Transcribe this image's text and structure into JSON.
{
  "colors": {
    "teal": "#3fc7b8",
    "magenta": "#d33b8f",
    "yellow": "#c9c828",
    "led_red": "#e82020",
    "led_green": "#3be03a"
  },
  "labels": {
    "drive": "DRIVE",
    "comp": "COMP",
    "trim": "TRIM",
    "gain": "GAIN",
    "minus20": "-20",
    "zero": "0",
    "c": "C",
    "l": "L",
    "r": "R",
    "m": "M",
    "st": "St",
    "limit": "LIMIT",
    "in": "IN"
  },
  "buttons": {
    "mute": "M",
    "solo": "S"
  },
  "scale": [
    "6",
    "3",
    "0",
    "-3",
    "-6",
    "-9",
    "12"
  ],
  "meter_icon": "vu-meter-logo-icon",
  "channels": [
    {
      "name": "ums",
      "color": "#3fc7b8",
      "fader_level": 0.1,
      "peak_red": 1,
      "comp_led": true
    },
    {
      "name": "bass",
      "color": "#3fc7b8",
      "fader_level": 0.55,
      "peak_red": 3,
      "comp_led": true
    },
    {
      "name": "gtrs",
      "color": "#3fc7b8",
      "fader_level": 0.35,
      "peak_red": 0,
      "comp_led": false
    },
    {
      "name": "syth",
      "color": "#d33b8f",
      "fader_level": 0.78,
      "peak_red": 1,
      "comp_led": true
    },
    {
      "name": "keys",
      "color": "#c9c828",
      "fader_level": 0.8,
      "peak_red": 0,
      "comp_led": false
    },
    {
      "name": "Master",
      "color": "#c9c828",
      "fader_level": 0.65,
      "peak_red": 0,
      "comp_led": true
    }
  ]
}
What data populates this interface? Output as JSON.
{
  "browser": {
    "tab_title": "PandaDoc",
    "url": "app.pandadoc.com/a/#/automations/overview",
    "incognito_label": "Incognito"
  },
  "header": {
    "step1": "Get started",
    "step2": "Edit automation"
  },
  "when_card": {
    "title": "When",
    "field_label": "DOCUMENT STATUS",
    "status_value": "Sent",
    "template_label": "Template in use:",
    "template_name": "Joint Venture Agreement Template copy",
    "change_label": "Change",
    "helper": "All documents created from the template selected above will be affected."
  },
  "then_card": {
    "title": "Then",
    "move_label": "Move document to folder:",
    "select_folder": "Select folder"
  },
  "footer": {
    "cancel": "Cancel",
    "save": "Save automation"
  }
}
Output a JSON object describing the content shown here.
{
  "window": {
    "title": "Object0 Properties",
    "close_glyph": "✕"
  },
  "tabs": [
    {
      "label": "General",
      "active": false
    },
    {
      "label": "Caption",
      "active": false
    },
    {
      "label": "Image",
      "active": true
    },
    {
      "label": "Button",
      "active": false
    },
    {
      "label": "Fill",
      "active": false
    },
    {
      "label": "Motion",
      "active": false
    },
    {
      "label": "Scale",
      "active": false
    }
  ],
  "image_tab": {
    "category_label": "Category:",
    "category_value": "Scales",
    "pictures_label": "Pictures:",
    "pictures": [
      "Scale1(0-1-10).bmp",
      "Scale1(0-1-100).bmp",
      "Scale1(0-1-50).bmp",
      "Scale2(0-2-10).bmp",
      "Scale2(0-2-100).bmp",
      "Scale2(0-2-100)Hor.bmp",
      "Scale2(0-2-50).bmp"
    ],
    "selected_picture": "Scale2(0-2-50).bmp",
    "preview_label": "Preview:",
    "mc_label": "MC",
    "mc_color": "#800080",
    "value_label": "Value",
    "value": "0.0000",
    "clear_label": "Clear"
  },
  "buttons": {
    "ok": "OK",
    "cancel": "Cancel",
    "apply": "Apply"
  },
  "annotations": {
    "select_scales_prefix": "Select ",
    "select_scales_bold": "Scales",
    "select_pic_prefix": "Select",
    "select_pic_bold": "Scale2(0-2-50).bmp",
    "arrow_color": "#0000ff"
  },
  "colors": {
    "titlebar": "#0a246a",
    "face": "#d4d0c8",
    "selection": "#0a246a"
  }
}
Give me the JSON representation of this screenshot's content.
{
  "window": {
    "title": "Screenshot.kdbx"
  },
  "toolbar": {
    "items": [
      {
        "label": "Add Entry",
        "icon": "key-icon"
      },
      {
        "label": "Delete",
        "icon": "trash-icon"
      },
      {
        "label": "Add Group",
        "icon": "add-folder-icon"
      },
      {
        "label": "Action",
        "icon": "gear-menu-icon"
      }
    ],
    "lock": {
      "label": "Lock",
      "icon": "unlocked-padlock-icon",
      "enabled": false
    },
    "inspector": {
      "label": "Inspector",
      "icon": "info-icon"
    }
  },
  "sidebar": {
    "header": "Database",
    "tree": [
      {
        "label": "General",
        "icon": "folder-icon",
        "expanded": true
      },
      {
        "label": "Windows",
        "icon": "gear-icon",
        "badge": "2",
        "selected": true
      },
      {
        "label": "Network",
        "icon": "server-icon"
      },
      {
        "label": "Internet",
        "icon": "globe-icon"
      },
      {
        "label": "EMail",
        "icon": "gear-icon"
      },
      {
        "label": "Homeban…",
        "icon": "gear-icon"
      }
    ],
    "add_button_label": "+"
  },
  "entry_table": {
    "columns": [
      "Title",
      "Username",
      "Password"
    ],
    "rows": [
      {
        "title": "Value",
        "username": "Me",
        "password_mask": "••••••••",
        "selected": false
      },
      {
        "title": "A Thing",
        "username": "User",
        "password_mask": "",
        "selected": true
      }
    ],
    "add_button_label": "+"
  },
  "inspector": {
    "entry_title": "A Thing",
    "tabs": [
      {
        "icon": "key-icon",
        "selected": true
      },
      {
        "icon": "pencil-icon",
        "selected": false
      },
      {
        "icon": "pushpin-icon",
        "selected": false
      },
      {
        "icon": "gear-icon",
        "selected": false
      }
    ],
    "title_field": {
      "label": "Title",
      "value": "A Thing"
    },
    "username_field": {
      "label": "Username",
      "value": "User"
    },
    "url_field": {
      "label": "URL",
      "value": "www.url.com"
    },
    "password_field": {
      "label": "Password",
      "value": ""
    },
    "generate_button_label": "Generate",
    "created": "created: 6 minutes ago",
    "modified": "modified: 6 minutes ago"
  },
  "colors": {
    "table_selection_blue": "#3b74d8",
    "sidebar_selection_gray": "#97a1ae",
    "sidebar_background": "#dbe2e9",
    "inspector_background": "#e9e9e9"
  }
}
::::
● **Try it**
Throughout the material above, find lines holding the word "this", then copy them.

● **Answer section**
Transcribe this image's text and structure into JSON.
What data populates this interface? Output as JSON.
Give me the JSON representation of this screenshot's content.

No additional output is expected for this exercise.